- Few Southeast students face suspension, expulsion for sexual assaults, campus paper finds (4/25/17)6
- Perryville family organizing bone-marrow drive Friday for ailing 6-year-old boy (4/26/17)
- Woman battered after smashing boyfriend's meth pipe against wall, police say (4/25/17)1
- Temptations bassist dies after Cape Girardeau show (4/26/17)2
- Event includes the first public tour of 200-year-old Elmwood Manor (4/23/17)3
- BBB warns Jackson man's online business might not be legit (4/24/17)
- Pilot House goes smoke-free (4/23/17)10
- State Supreme Court rules against congressman's mother in dog-kennel defamation case (4/27/17)1

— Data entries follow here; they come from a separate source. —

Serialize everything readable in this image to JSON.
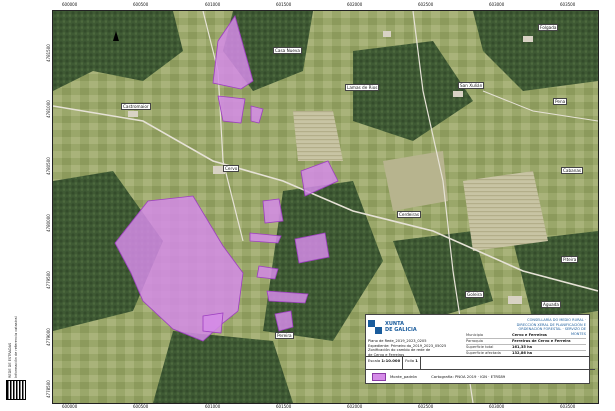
{
  "side_panel": {
    "line1": "REDE DE ESTRADAS",
    "line2": "Información de referencia catastral"
  },
  "top_coords": [
    "600000",
    "600500",
    "601000",
    "601500",
    "602000",
    "602500",
    "603000",
    "603500",
    "604000",
    "604500",
    "605000",
    "605500",
    "606000"
  ],
  "bottom_coords": [
    "600000",
    "600500",
    "601000",
    "601500",
    "602000",
    "602500",
    "603000",
    "603500",
    "604000",
    "604500",
    "605000",
    "605500",
    "606000"
  ],
  "left_coords": [
    "4781500",
    "4781000",
    "4780500",
    "4780000",
    "4779500",
    "4779000",
    "4778500"
  ],
  "places": {
    "casa_nueva": "Casa Nueva",
    "lamas_de_rios": "Lamas de Rios",
    "castromaior": "Castromaior",
    "sao_xulian": "San Xulián",
    "cervo": "Cervo",
    "cerdeiras": "Cerdeiras",
    "cabanas": "Cabanas",
    "piteira": "Piteira",
    "goleira": "Goleira",
    "pena": "Pena",
    "folga": "Folgada",
    "aguada": "Aguada",
    "pereira": "Pereira"
  },
  "legend": {
    "logo_line1": "XUNTA",
    "logo_line2": "DE GALICIA",
    "consellaria": "CONSELLARÍA DO MEDIO RURAL · DIRECCIÓN XERAL DE PLANIFICACIÓN E ORDENACIÓN FORESTAL · SERVIZO DE MONTES",
    "plan_line1": "Plano de Rede_2019_2023_0205",
    "plan_line2": "Expediente: Primeiro do_2019_2023_05025",
    "plan_line3": "Zonificación do cambio de rede de",
    "plan_line4": "de Cervo e Ferreiros",
    "muni_label": "Municipio",
    "muni_value": "Cervo e Ferreiros",
    "parish_label": "Parroquia",
    "parish_value": "Ferreiros de Cervo e Ferreira",
    "area_label": "Superficie total",
    "area_value": "161,35 ha",
    "area2_label": "Superficie afectada",
    "area2_value": "132,86 ha",
    "scale_label": "Escala",
    "scale_value": "1:10.000",
    "sheet_label": "Folla",
    "sheet_value": "1",
    "legend_item": "Monte_padrón",
    "ortho_note": "Cartografía: PNOA 2019 · IGN · ETRS89"
  },
  "colors": {
    "polygon_fill": "#d58be8",
    "polygon_stroke": "#9d3fc0"
  }
}
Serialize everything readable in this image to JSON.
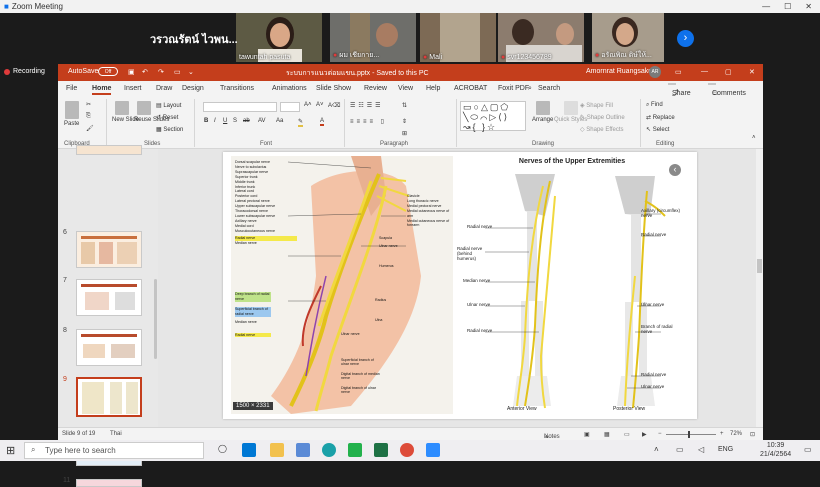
{
  "zoom": {
    "window_title": "Zoom Meeting",
    "big_name": "วรวณรัตน์ ไวพน...",
    "participants": [
      {
        "name": "tawuntah pasuta"
      },
      {
        "name": "ผม เชียกาย..."
      },
      {
        "name": "Mali"
      },
      {
        "name": "svr123456789"
      },
      {
        "name": "อรัณพิณ ดิษ์ให้..."
      }
    ],
    "recording": "Recording",
    "next_icon": "›"
  },
  "ppt": {
    "autosave_label": "AutoSave",
    "autosave_state": "Off",
    "file_title": "ระบบการแนวต่อมแขน.pptx  -  Saved to this PC",
    "user_name": "Amornrat Ruangsakul",
    "user_initials": "AR",
    "tabs": [
      "File",
      "Home",
      "Insert",
      "Draw",
      "Design",
      "Transitions",
      "Animations",
      "Slide Show",
      "Review",
      "View",
      "Help",
      "ACROBAT",
      "Foxit PDF"
    ],
    "search": "Search",
    "share": "Share",
    "comments": "Comments",
    "ribbon": {
      "paste": "Paste",
      "new_slide": "New Slide",
      "reuse_slides": "Reuse Slides",
      "layout": "Layout",
      "reset": "Reset",
      "section": "Section",
      "arrange": "Arrange",
      "quick_styles": "Quick Styles",
      "shape_fill": "Shape Fill",
      "shape_outline": "Shape Outline",
      "shape_effects": "Shape Effects",
      "find": "Find",
      "replace": "Replace",
      "select": "Select",
      "groups": [
        "Clipboard",
        "Slides",
        "Font",
        "Paragraph",
        "Drawing",
        "Editing"
      ]
    },
    "slide_numbers": [
      "6",
      "7",
      "8",
      "9",
      "10",
      "11"
    ],
    "slide_right_title": "Nerves of the Upper Extremities",
    "left_labels": [
      "Dorsal scapular nerve",
      "Nerve to subclavius",
      "Suprascapular nerve",
      "Superior trunk",
      "Middle trunk",
      "Inferior trunk",
      "Lateral cord",
      "Posterior cord",
      "Lateral pectoral nerve",
      "Upper subscapular nerve",
      "Thoracodorsal nerve",
      "Lower subscapular nerve",
      "Axillary nerve",
      "Medial cord",
      "Musculocutaneous nerve",
      "Radial nerve",
      "Median nerve",
      "Deep branch of radial nerve",
      "Superficial branch of radial nerve",
      "Median nerve",
      "Radial nerve"
    ],
    "right_labels": [
      "Clavicle",
      "Long thoracic nerve",
      "Medial pectoral nerve",
      "Medial cutaneous nerve of arm",
      "Medial cutaneous nerve of forearm",
      "Scapula",
      "Ulnar nerve",
      "Humerus",
      "Radius",
      "Ulna",
      "Ulnar nerve",
      "Superficial branch of ulnar nerve",
      "Digital branch of median nerve",
      "Digital branch of ulnar nerve"
    ],
    "anterior_labels": [
      "Radial nerve",
      "Radial nerve (behind humerus)",
      "Median nerve",
      "Ulnar nerve",
      "Radial nerve"
    ],
    "posterior_labels": [
      "Axillary (circumflex) nerve",
      "Radial nerve",
      "Ulnar nerve",
      "Branch of radial nerve",
      "Radial nerve",
      "Ulnar nerve"
    ],
    "anterior_view": "Anterior View",
    "posterior_view": "Posterior View",
    "img_size": "1500 × 2331",
    "status_slide": "Slide 9 of 19",
    "status_lang": "Thai",
    "status_notes": "Notes",
    "zoom_level": "72%"
  },
  "taskbar": {
    "search_placeholder": "Type here to search",
    "time": "10:39",
    "date": "21/4/2564",
    "lang": "ENG"
  }
}
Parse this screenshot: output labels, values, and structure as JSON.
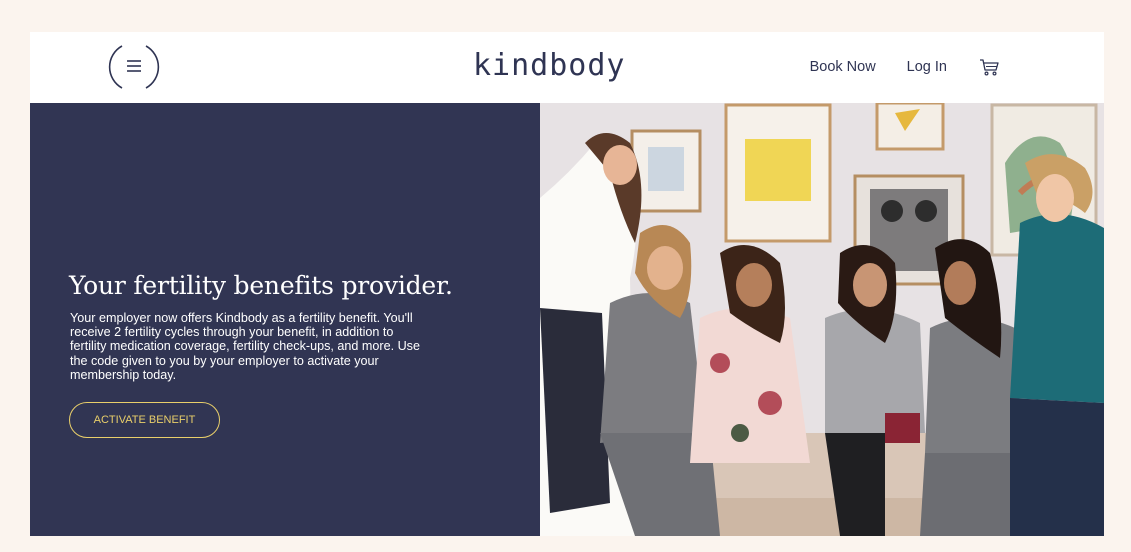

- Strattman to step down as principal at St. Mary (4/28/17)1
- Cape couple turns their home into cozy, comfortable music venue (4/24/17)
Scientologists' pursuits are humanitarian
To the editor:
Last month, in covering the plight of Rodney Yoder, references were made to the Church of Scientology and its founder, L. Ron Hubbard, containing errors. Hubbard was a humanitarian. His discoveries and developments in drug-rehabilitation and criminal reform are renowned. For example, the Narconon drug-rehab program, based on Hubbard discoveries, has a 70 percent to 80 percent success rate, distinguished from a typical rehab clinic boasting 3 percent success rates. Hubbard-based Criminon (criminal reform) has similar success statistics, in contrast to our revolving-door prison system.
Years of investigative reporting reveal abuses in the psychiatric industry are conspicuous and rampant. It is no secret that Hubbard spoke out against such atrocities. A person's chances of dying while under psychiatric detention in a mental institution are 15 times greater than being killed in battle.
The intentions of Scientologists and the religion's founder were stated in 1969 and have been borne out many times over. They include the creation of a safe environment by protesting the use of hypnotism, violent treatment and illegal seizure of people and conducting activities as good citizens working in the interest of the country. In short, Scientologists decry human rights violations and do what they can to change such conditions.
Director, Community Affairs
Church of Scientology of Missouri